■ Your instructions ■
Write each line below back out exactly, omitting its pictures.

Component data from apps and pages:
Segment Open

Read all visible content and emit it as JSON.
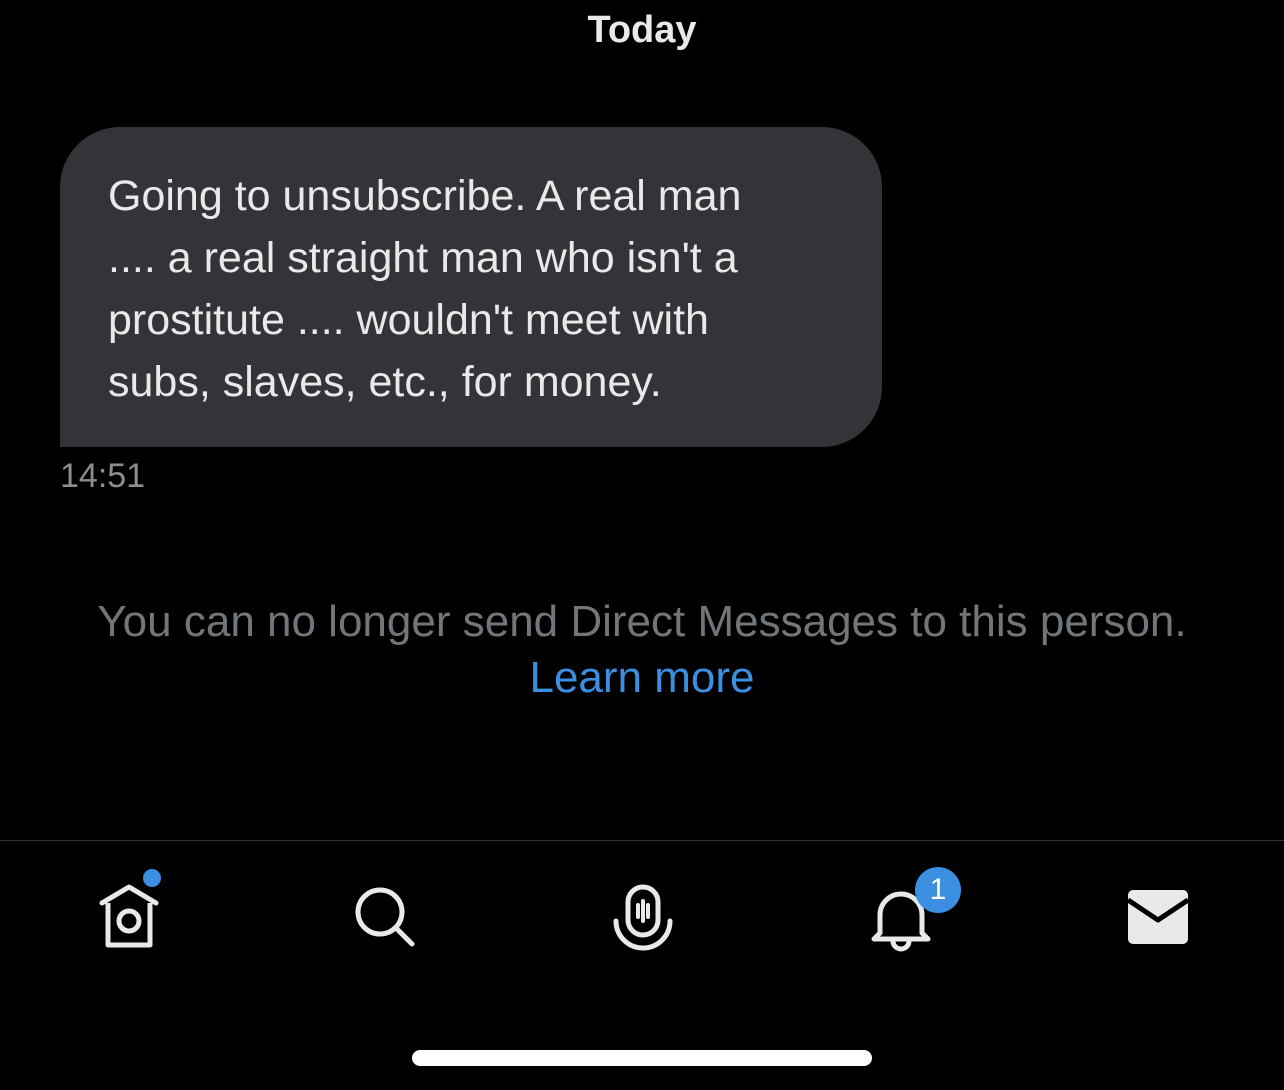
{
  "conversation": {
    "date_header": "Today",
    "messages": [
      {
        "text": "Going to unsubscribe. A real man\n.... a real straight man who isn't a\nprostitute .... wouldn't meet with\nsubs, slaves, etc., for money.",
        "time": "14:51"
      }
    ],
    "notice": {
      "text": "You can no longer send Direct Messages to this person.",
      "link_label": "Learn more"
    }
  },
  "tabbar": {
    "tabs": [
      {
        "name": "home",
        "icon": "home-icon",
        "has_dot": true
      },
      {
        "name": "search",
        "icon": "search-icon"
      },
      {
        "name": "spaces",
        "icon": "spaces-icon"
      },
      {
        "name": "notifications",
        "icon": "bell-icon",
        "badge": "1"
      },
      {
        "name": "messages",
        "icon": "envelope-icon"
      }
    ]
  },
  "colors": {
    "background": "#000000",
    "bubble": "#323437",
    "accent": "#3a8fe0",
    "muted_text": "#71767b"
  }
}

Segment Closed

■ Answer to this task ■
Read all visible content and emit it as JSON.
{
  "conversation": {
    "date_header": "Today",
    "messages": [
      {
        "text": "Going to unsubscribe. A real man\n.... a real straight man who isn't a\nprostitute .... wouldn't meet with\nsubs, slaves, etc., for money.",
        "time": "14:51"
      }
    ],
    "notice": {
      "text": "You can no longer send Direct Messages to this person.",
      "link_label": "Learn more"
    }
  },
  "tabbar": {
    "tabs": [
      {
        "name": "home",
        "icon": "home-icon",
        "has_dot": true
      },
      {
        "name": "search",
        "icon": "search-icon"
      },
      {
        "name": "spaces",
        "icon": "spaces-icon"
      },
      {
        "name": "notifications",
        "icon": "bell-icon",
        "badge": "1"
      },
      {
        "name": "messages",
        "icon": "envelope-icon"
      }
    ]
  },
  "colors": {
    "background": "#000000",
    "bubble": "#323437",
    "accent": "#3a8fe0",
    "muted_text": "#71767b"
  }
}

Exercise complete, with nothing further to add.